|Cooperative Classification||Y10S359/90, G02B5/1857|
|Dec 23, 1987||AS||Assignment|
Owner name: HITACHI, LTD., 6, KANDA SURUGADAI 4-CHOME, CHIYODA
Free format text: ASSIGNMENT OF ASSIGNORS INTEREST.;ASSIGNOR:MINAGAWA, SHIGEKAZU;REEL/FRAME:004809/0585
Effective date: 19870528
|Sep 23, 1991||FPAY||Fee payment|
Year of fee payment: 4
|Sep 28, 1995||FPAY||Fee payment|
Year of fee payment: 8
|Dec 14, 1999||REMI||Maintenance fee reminder mailed|

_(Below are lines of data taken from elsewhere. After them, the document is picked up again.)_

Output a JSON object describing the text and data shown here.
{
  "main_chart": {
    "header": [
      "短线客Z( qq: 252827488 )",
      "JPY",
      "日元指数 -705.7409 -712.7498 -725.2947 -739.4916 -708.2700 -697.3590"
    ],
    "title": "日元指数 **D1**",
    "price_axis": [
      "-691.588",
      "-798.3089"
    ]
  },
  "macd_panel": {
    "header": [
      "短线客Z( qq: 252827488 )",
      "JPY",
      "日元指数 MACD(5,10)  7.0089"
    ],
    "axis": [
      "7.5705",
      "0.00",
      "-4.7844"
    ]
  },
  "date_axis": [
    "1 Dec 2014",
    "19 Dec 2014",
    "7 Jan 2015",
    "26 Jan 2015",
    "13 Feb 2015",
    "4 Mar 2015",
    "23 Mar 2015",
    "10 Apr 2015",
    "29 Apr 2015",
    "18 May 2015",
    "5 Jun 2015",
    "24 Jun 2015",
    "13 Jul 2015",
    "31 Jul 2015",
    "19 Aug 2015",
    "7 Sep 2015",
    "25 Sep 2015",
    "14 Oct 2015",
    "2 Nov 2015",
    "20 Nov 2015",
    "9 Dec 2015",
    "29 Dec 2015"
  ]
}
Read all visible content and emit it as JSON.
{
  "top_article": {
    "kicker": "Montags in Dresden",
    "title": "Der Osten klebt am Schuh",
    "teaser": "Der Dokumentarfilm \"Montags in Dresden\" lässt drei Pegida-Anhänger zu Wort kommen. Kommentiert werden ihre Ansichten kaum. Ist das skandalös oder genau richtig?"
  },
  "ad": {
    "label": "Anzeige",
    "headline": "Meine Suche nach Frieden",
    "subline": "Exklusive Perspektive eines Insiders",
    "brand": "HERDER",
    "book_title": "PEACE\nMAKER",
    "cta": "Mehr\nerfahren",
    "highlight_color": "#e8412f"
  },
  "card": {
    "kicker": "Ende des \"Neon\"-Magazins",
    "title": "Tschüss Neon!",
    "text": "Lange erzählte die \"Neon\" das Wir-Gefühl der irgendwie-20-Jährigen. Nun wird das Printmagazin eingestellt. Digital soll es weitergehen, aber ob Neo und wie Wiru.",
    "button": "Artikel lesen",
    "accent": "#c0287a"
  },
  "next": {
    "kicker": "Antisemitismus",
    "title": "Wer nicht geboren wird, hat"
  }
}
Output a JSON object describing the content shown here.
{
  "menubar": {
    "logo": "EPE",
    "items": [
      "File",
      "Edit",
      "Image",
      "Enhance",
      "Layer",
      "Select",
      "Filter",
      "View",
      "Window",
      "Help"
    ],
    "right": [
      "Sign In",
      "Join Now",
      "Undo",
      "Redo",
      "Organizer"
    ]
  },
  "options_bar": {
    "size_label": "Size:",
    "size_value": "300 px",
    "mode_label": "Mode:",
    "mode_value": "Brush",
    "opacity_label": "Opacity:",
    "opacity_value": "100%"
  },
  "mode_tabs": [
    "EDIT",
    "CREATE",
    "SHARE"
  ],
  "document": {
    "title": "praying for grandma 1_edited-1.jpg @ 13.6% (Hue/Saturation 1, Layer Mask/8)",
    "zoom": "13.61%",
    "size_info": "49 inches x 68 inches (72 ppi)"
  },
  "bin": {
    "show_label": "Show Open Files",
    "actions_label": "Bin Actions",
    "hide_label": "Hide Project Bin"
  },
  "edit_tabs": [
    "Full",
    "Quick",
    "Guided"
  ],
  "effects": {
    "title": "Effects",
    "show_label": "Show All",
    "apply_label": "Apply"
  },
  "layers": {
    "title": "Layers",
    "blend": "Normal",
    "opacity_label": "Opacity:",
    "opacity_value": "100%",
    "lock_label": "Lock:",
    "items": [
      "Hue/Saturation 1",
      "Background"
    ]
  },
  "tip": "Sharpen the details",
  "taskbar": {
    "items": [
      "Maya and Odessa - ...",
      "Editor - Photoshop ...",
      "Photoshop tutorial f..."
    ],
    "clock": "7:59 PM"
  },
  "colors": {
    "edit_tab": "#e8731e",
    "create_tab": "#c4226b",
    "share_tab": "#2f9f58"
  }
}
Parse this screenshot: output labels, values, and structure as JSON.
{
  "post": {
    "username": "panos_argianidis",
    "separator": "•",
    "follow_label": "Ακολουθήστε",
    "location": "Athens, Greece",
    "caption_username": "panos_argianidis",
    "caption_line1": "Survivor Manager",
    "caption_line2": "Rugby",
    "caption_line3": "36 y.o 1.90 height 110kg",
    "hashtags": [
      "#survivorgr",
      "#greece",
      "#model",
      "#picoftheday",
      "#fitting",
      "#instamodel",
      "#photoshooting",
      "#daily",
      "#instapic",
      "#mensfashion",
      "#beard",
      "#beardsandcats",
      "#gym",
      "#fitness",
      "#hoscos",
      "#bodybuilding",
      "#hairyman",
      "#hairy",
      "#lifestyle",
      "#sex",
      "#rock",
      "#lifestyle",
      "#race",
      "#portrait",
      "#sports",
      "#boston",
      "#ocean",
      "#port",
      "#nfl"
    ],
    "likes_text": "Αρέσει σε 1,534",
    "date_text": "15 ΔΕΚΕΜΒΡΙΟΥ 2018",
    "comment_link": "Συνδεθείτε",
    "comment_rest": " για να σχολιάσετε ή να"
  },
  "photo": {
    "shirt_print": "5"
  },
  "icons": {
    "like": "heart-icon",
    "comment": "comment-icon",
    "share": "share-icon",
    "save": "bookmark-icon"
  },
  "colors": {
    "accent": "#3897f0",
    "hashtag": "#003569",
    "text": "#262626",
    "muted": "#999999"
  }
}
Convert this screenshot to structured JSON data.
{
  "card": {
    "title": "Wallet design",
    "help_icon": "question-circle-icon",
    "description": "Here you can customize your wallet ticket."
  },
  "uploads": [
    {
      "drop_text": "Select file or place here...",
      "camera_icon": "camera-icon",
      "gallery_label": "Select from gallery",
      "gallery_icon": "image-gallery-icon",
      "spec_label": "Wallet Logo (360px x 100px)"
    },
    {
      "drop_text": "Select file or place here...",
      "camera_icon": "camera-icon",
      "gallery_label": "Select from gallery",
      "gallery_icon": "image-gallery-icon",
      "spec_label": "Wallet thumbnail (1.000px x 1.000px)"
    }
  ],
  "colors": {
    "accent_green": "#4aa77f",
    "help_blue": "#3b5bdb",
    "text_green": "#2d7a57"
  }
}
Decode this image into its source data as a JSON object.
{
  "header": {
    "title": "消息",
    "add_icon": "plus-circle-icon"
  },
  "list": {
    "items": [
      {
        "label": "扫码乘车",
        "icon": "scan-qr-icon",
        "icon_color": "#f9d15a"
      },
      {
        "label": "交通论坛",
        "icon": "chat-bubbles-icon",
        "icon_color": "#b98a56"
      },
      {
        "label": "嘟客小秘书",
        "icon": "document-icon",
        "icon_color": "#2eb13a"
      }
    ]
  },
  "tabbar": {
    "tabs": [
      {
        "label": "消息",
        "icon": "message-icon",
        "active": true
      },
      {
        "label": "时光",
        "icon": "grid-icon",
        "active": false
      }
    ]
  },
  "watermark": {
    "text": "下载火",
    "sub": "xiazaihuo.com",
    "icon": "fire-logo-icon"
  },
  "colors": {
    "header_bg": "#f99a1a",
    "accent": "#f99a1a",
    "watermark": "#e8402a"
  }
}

|May 21, 2000||LAPS||Lapse for failure to pay maintenance fees|
|Aug 1, 2000||FP||Expired due to failure to pay maintenance fee|
Effective date: 20000524